Protections Against Discrimination: USERRA prohibits discrimination and retaliation by employers with regard to past, current, or future military obligations. These protections cover discrimination in hiring, promotion, reemployment, termination, and the application of benefits. Employers also are prohibited from retaliating against anyone who files a claim under USERRA, testifies, assists, or participates in a related investigation or exercises any USERRA right. These prohibitions apply to all employees, whether or not they have performed military service.
Protections Against Termination: USERRA also protects returning veterans from termination. If an employee has served in the military for a period of between 31 and 180 days, he or she may not be terminated without cause for six months following reemployment. If the service was for more than 180 days, then the employee cannot be terminated without cause for a period of one year. There are no protections against termination for an employee whose military service was for 30 days or less.
Enforcement of Job Protection Rights
With the rise in military leaves brought on by the Iraq War, employers are seeing an increase in complaints and lawsuits by veterans seeking to enforce their USERRA rights. The statute provides that an aggrieved employee may seek enforcement through the U.S. Department of Labor, the U.S. Attorney General, or by filing a private civil suit. Available relief includes job reinstatement, back pay, lost benefits, and attorneys’ fees and costs. A court also may double the award for back pay and lost benefits as a sanction.
Tips for Employers
In a case of first impression, the U.S. Court of Appeals for the First Circuit recently ruled in Velazquez-Garcia v. Horizon Lines of Puerto Rico Inc. that a burden-shifting standard applies to claims of discrimination brought under USERRA.
To prevail on a USERRA claim, the employee must make an initial showing that his or her military service was a “motivating factor” for an adverse employment action (in this case, a firing), and the burden then shifts to the employer to prove the action was unrelated to the military service. The Court emphasized that the USERRA burden-shifting test is markedly different from the “McDonnell-Douglas” test that applies to Title VII and California state law discrimination claims.
Under McDonnell-Douglas, the final burden falls on an employee to prove the employer’s stated reasons for an adverse employment action are pretextual. Under USERRA, however, the final burden rests instead with the employer to prove the stated reason was not pretextual. Significantly, the Velazquez-Garcia Court held that the question is not whether the employer was entitled to fire the employee, but whether it would have done so absent the military service.
Given the stringent legal burdens being placed on employers in this area, all businesses should take steps to ensure compliance with state and federal military leave statutes. The first step is to adopt an appropriate policy, which should be included in the employee handbook. The policy must be consistent with the laws, and it also should be updated as new interpretations of the leave statutes develop.

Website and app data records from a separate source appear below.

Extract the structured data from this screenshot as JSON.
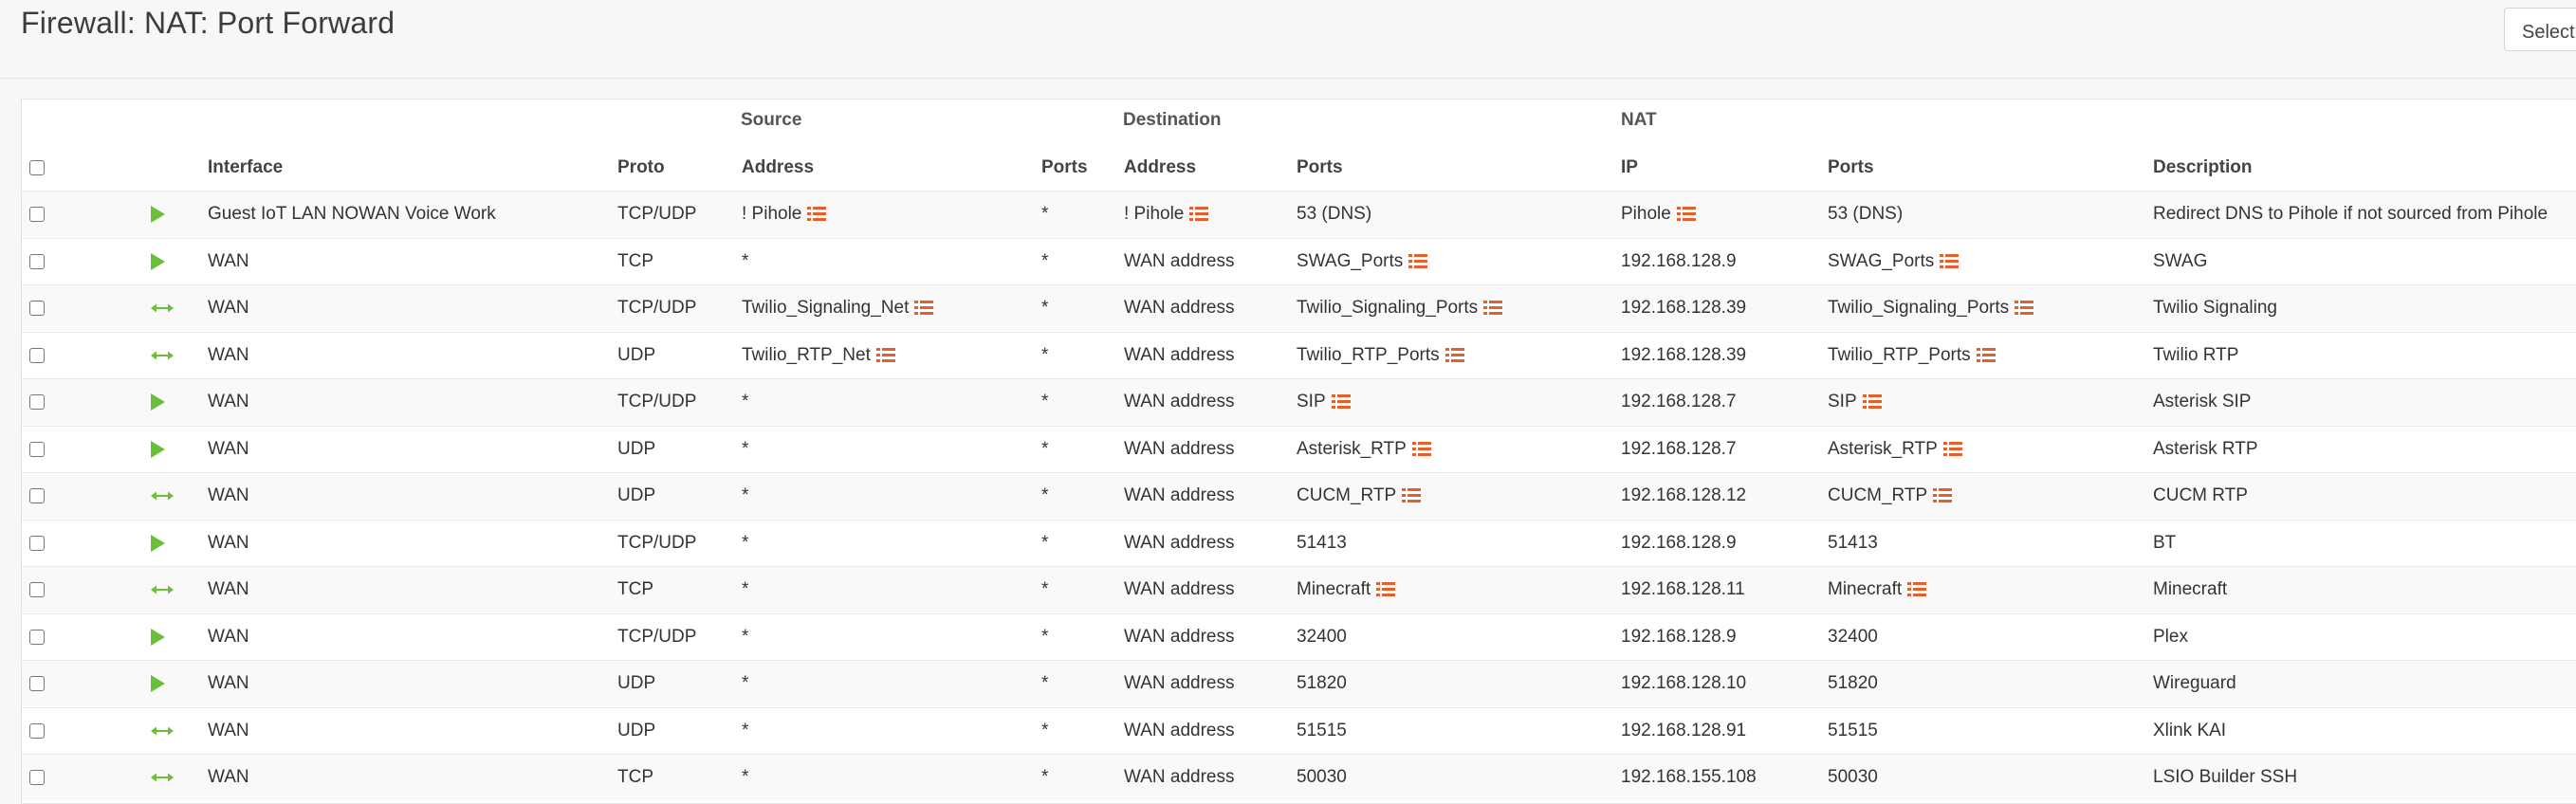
{
  "page": {
    "title": "Firewall: NAT: Port Forward",
    "select_button": "Select"
  },
  "table": {
    "groups": {
      "source": "Source",
      "destination": "Destination",
      "nat": "NAT"
    },
    "headers": {
      "interface": "Interface",
      "proto": "Proto",
      "src_address": "Address",
      "src_ports": "Ports",
      "dst_address": "Address",
      "dst_ports": "Ports",
      "nat_ip": "IP",
      "nat_ports": "Ports",
      "description": "Description"
    },
    "rows": [
      {
        "icon": "play",
        "interface": "Guest IoT LAN NOWAN Voice Work",
        "proto": "TCP/UDP",
        "src_address": "! Pihole",
        "src_alias": true,
        "src_ports": "*",
        "dst_address": "! Pihole",
        "dst_alias": true,
        "dst_ports": "53 (DNS)",
        "dst_ports_alias": false,
        "nat_ip": "Pihole",
        "nat_ip_alias": true,
        "nat_ports": "53 (DNS)",
        "nat_ports_alias": false,
        "description": "Redirect DNS to Pihole if not sourced from Pihole"
      },
      {
        "icon": "play",
        "interface": "WAN",
        "proto": "TCP",
        "src_address": "*",
        "src_alias": false,
        "src_ports": "*",
        "dst_address": "WAN address",
        "dst_alias": false,
        "dst_ports": "SWAG_Ports",
        "dst_ports_alias": true,
        "nat_ip": "192.168.128.9",
        "nat_ip_alias": false,
        "nat_ports": "SWAG_Ports",
        "nat_ports_alias": true,
        "description": "SWAG"
      },
      {
        "icon": "arrows",
        "interface": "WAN",
        "proto": "TCP/UDP",
        "src_address": "Twilio_Signaling_Net",
        "src_alias": true,
        "src_ports": "*",
        "dst_address": "WAN address",
        "dst_alias": false,
        "dst_ports": "Twilio_Signaling_Ports",
        "dst_ports_alias": true,
        "nat_ip": "192.168.128.39",
        "nat_ip_alias": false,
        "nat_ports": "Twilio_Signaling_Ports",
        "nat_ports_alias": true,
        "description": "Twilio Signaling"
      },
      {
        "icon": "arrows",
        "interface": "WAN",
        "proto": "UDP",
        "src_address": "Twilio_RTP_Net",
        "src_alias": true,
        "src_ports": "*",
        "dst_address": "WAN address",
        "dst_alias": false,
        "dst_ports": "Twilio_RTP_Ports",
        "dst_ports_alias": true,
        "nat_ip": "192.168.128.39",
        "nat_ip_alias": false,
        "nat_ports": "Twilio_RTP_Ports",
        "nat_ports_alias": true,
        "description": "Twilio RTP"
      },
      {
        "icon": "play",
        "interface": "WAN",
        "proto": "TCP/UDP",
        "src_address": "*",
        "src_alias": false,
        "src_ports": "*",
        "dst_address": "WAN address",
        "dst_alias": false,
        "dst_ports": "SIP",
        "dst_ports_alias": true,
        "nat_ip": "192.168.128.7",
        "nat_ip_alias": false,
        "nat_ports": "SIP",
        "nat_ports_alias": true,
        "description": "Asterisk SIP"
      },
      {
        "icon": "play",
        "interface": "WAN",
        "proto": "UDP",
        "src_address": "*",
        "src_alias": false,
        "src_ports": "*",
        "dst_address": "WAN address",
        "dst_alias": false,
        "dst_ports": "Asterisk_RTP",
        "dst_ports_alias": true,
        "nat_ip": "192.168.128.7",
        "nat_ip_alias": false,
        "nat_ports": "Asterisk_RTP",
        "nat_ports_alias": true,
        "description": "Asterisk RTP"
      },
      {
        "icon": "arrows",
        "interface": "WAN",
        "proto": "UDP",
        "src_address": "*",
        "src_alias": false,
        "src_ports": "*",
        "dst_address": "WAN address",
        "dst_alias": false,
        "dst_ports": "CUCM_RTP",
        "dst_ports_alias": true,
        "nat_ip": "192.168.128.12",
        "nat_ip_alias": false,
        "nat_ports": "CUCM_RTP",
        "nat_ports_alias": true,
        "description": "CUCM RTP"
      },
      {
        "icon": "play",
        "interface": "WAN",
        "proto": "TCP/UDP",
        "src_address": "*",
        "src_alias": false,
        "src_ports": "*",
        "dst_address": "WAN address",
        "dst_alias": false,
        "dst_ports": "51413",
        "dst_ports_alias": false,
        "nat_ip": "192.168.128.9",
        "nat_ip_alias": false,
        "nat_ports": "51413",
        "nat_ports_alias": false,
        "description": "BT"
      },
      {
        "icon": "arrows",
        "interface": "WAN",
        "proto": "TCP",
        "src_address": "*",
        "src_alias": false,
        "src_ports": "*",
        "dst_address": "WAN address",
        "dst_alias": false,
        "dst_ports": "Minecraft",
        "dst_ports_alias": true,
        "nat_ip": "192.168.128.11",
        "nat_ip_alias": false,
        "nat_ports": "Minecraft",
        "nat_ports_alias": true,
        "description": "Minecraft"
      },
      {
        "icon": "play",
        "interface": "WAN",
        "proto": "TCP/UDP",
        "src_address": "*",
        "src_alias": false,
        "src_ports": "*",
        "dst_address": "WAN address",
        "dst_alias": false,
        "dst_ports": "32400",
        "dst_ports_alias": false,
        "nat_ip": "192.168.128.9",
        "nat_ip_alias": false,
        "nat_ports": "32400",
        "nat_ports_alias": false,
        "description": "Plex"
      },
      {
        "icon": "play",
        "interface": "WAN",
        "proto": "UDP",
        "src_address": "*",
        "src_alias": false,
        "src_ports": "*",
        "dst_address": "WAN address",
        "dst_alias": false,
        "dst_ports": "51820",
        "dst_ports_alias": false,
        "nat_ip": "192.168.128.10",
        "nat_ip_alias": false,
        "nat_ports": "51820",
        "nat_ports_alias": false,
        "description": "Wireguard"
      },
      {
        "icon": "arrows",
        "interface": "WAN",
        "proto": "UDP",
        "src_address": "*",
        "src_alias": false,
        "src_ports": "*",
        "dst_address": "WAN address",
        "dst_alias": false,
        "dst_ports": "51515",
        "dst_ports_alias": false,
        "nat_ip": "192.168.128.91",
        "nat_ip_alias": false,
        "nat_ports": "51515",
        "nat_ports_alias": false,
        "description": "Xlink KAI"
      },
      {
        "icon": "arrows",
        "interface": "WAN",
        "proto": "TCP",
        "src_address": "*",
        "src_alias": false,
        "src_ports": "*",
        "dst_address": "WAN address",
        "dst_alias": false,
        "dst_ports": "50030",
        "dst_ports_alias": false,
        "nat_ip": "192.168.155.108",
        "nat_ip_alias": false,
        "nat_ports": "50030",
        "nat_ports_alias": false,
        "description": "LSIO Builder SSH"
      }
    ]
  },
  "colors": {
    "play_icon": "#6abf3a",
    "alias_icon": "#e35f2b",
    "row_alt": "#f9f9f9"
  },
  "icons": {
    "play": "play-triangle-icon",
    "arrows": "double-arrow-icon",
    "alias": "alias-list-icon"
  }
}
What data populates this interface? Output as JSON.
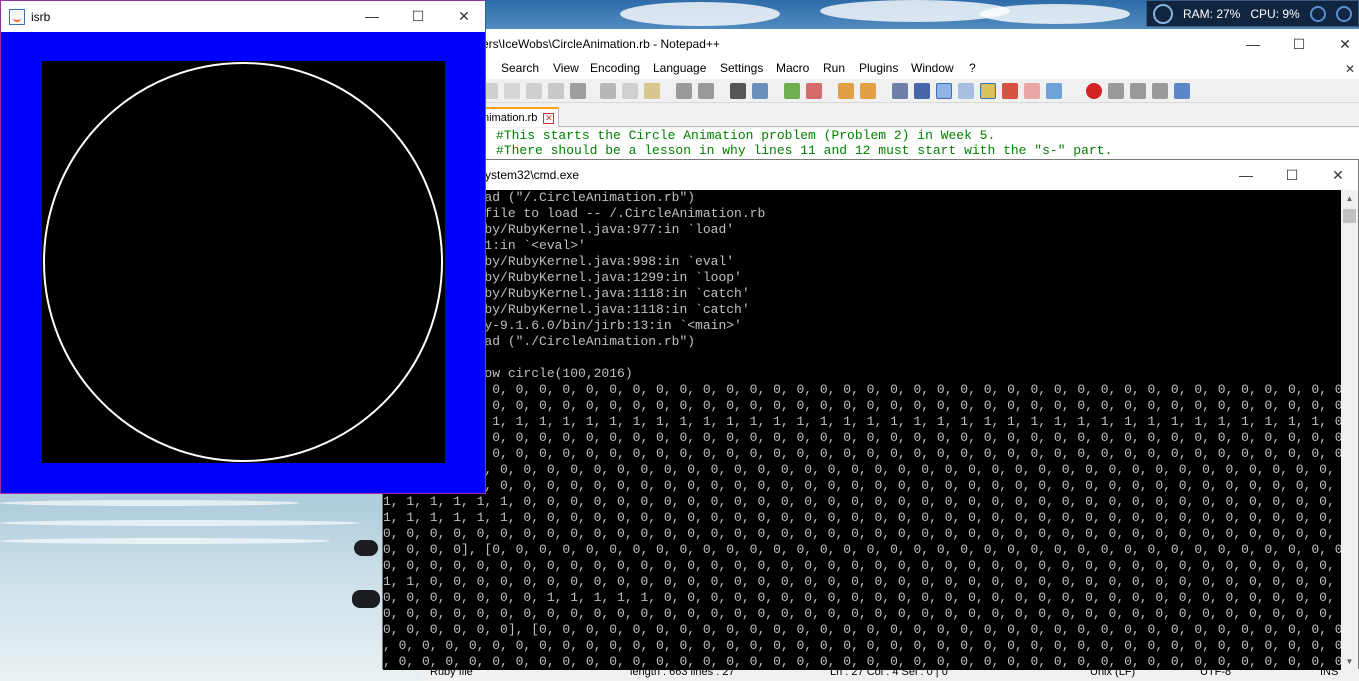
{
  "desktop": {
    "meter": {
      "ram": "RAM: 27%",
      "cpu": "CPU: 9%"
    }
  },
  "npp": {
    "title": "ers\\IceWobs\\CircleAnimation.rb - Notepad++",
    "menu": [
      "Search",
      "View",
      "Encoding",
      "Language",
      "Settings",
      "Macro",
      "Run",
      "Plugins",
      "Window",
      "?"
    ],
    "menu_partial": "e",
    "tab_label": "nimation.rb",
    "code": [
      "#This starts the Circle Animation problem (Problem 2) in Week 5.",
      "#There should be a lesson in why lines 11 and 12 must start with the \"s-\" part."
    ],
    "status": [
      "Ruby file",
      "length : 663   lines : 27",
      "Ln : 27   Col : 4   Sel : 0 | 0",
      "Unix (LF)",
      "UTF-8",
      "INS"
    ]
  },
  "cmd": {
    "title": "ystem32\\cmd.exe",
    "lines": [
      "      1:0> load (\"/.CircleAnimation.rb\")",
      "      o such file to load -- /.CircleAnimation.rb",
      "      org/jruby/RubyKernel.java:977:in `load'",
      "      (isrb):1:in `<eval>'",
      "      org/jruby/RubyKernel.java:998:in `eval'",
      "      org/jruby/RubyKernel.java:1299:in `loop'",
      "      org/jruby/RubyKernel.java:1118:in `catch'",
      "      org/jruby/RubyKernel.java:1118:in `catch'",
      "      C:/jruby-9.1.6.0/bin/jirb:13:in `<main>'",
      "      2:0> load (\"./CircleAnimation.rb\")",
      "",
      "      3:0> show circle(100,2016)",
      "        0, 0, 0, 0, 0, 0, 0, 0, 0, 0, 0, 0, 0, 0, 0, 0, 0, 0, 0, 0, 0, 0, 0, 0, 0, 0, 0, 0, 0, 0, 0, 0, 0, 0, 0, 0, 0, 0, 0, 0",
      "        0, 0, 0, 0, 0, 0, 0, 0, 0, 0, 0, 0, 0, 0, 0, 0, 0, 0, 0, 0, 0, 0, 0, 0, 0, 0, 0, 0, 0, 0, 0, 0, 0, 0, 0, 0, 0, 0, 0, 0",
      "        1, 1, 1, 1, 1, 1, 1, 1, 1, 1, 1, 1, 1, 1, 1, 1, 1, 1, 1, 1, 1, 1, 1, 1, 1, 1, 1, 1, 1, 1, 1, 1, 1, 1, 1, 1, 1, 1, 0, 0",
      "        0, 0, 0, 0, 0, 0, 0, 0, 0, 0, 0, 0, 0, 0, 0, 0, 0, 0, 0, 0, 0, 0, 0, 0, 0, 0, 0, 0, 0, 0, 0, 0, 0, 0, 0, 0, 0, 0, 0, 0",
      "        0, 0, 0, 0, 0, 0, 0, 0, 0, 0, 0, 0, 0, 0, 0, 0, 0, 0, 0, 0, 0, 0, 0, 0, 0, 0, 0, 0, 0, 0, 0, 0, 0, 0, 0, 0, 0, 0, 0, 0",
      "      0, 0, 0, 0, 0, 0, 0, 0, 0, 0, 0, 0, 0, 0, 0, 0, 0, 0, 0, 0, 0, 0, 0, 0, 0, 0, 0, 0, 0, 0, 0, 0, 0, 0, 0, 0, 0, 0, 0, 0",
      "      0, 0, 0, 0, 0, 0, 0, 0, 0, 0, 0, 0, 0, 0, 0, 0, 0, 0, 0, 0, 0, 0, 0, 0, 0, 0, 0, 0, 0, 0, 0, 0, 0, 0, 0, 0, 0, 0, 0, 0",
      "1, 1, 1, 1, 1, 1, 0, 0, 0, 0, 0, 0, 0, 0, 0, 0, 0, 0, 0, 0, 0, 0, 0, 0, 0, 0, 0, 0, 0, 0, 0, 0, 0, 0, 0, 0, 0, 0, 0, 0, 0, 0, 0, 0, 0, 0, 0, 0",
      "1, 1, 1, 1, 1, 1, 0, 0, 0, 0, 0, 0, 0, 0, 0, 0, 0, 0, 0, 0, 0, 0, 0, 0, 0, 0, 0, 0, 0, 0, 0, 0, 0, 0, 0, 0, 0, 0, 0, 0, 0, 0, 0, 0, 0, 0, 0, 0",
      "0, 0, 0, 0, 0, 0, 0, 0, 0, 0, 0, 0, 0, 0, 0, 0, 0, 0, 0, 0, 0, 0, 0, 0, 0, 0, 0, 0, 0, 0, 0, 0, 0, 0, 0, 0, 0, 0, 0, 0, 0, 0, 0, 0, 0, 0, 0, 0",
      "0, 0, 0, 0], [0, 0, 0, 0, 0, 0, 0, 0, 0, 0, 0, 0, 0, 0, 0, 0, 0, 0, 0, 0, 0, 0, 0, 0, 0, 0, 0, 0, 0, 0, 0, 0, 0, 0, 0, 0, 0, 0, 0, 0, 0, 0",
      "0, 0, 0, 0, 0, 0, 0, 0, 0, 0, 0, 0, 0, 0, 0, 0, 0, 0, 0, 0, 0, 0, 0, 0, 0, 0, 0, 0, 0, 0, 0, 0, 0, 0, 0, 0, 0, 0, 0, 0, 0, 0, 0, 0, 0, 1, 1,",
      "1, 1, 0, 0, 0, 0, 0, 0, 0, 0, 0, 0, 0, 0, 0, 0, 0, 0, 0, 0, 0, 0, 0, 0, 0, 0, 0, 0, 0, 0, 0, 0, 0, 0, 0, 0, 0, 0, 0, 0, 0, 0, 0, 0, 0, 0, 0, 0",
      "0, 0, 0, 0, 0, 0, 0, 1, 1, 1, 1, 1, 0, 0, 0, 0, 0, 0, 0, 0, 0, 0, 0, 0, 0, 0, 0, 0, 0, 0, 0, 0, 0, 0, 0, 0, 0, 0, 0, 0, 0, 0, 0, 0, 0, 0, 0, 0",
      "0, 0, 0, 0, 0, 0, 0, 0, 0, 0, 0, 0, 0, 0, 0, 0, 0, 0, 0, 0, 0, 0, 0, 0, 0, 0, 0, 0, 0, 0, 0, 0, 0, 0, 0, 0, 0, 0, 0, 0, 0, 0, 0, 0, 0, 0, 0, 0",
      "0, 0, 0, 0, 0, 0], [0, 0, 0, 0, 0, 0, 0, 0, 0, 0, 0, 0, 0, 0, 0, 0, 0, 0, 0, 0, 0, 0, 0, 0, 0, 0, 0, 0, 0, 0, 0, 0, 0, 0, 0, 0, 0, 0, 0, 0",
      ", 0, 0, 0, 0, 0, 0, 0, 0, 0, 0, 0, 0, 0, 0, 0, 0, 0, 0, 0, 0, 0, 0, 0, 0, 0, 0, 0, 0, 0, 0, 0, 0, 0, 0, 0, 0, 0, 0, 0, 0, 0, 0, 0, 1, 1, 1, 1",
      ", 0, 0, 0, 0, 0, 0, 0, 0, 0, 0, 0, 0, 0, 0, 0, 0, 0, 0, 0, 0, 0, 0, 0, 0, 0, 0, 0, 0, 0, 0, 0, 0, 0, 0, 0, 0, 0, 0, 0, 0, 0, 0, 0, 0, 0, 0, 0"
    ]
  },
  "isrb": {
    "title": "isrb",
    "drawing": {
      "shape": "circle",
      "stroke": "#ffffff",
      "background": "#000000",
      "frame": "#0000ff"
    }
  },
  "colors": {
    "frame_blue": "#0000ff",
    "npp_tab_accent": "#f6a31a",
    "comment_green": "#008000"
  }
}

In addition, employers must ensure all benefits policies and practices are consistent with the military leave statutes. Also, Human Resources and other managers should be trained to identify the many issues that come into play when an employee either needs a leave for military duty, or is returning from duty.
Finally, employers carefully evaluate the requirements of state and federal law before denying reinstatement to any employee returning from military leave.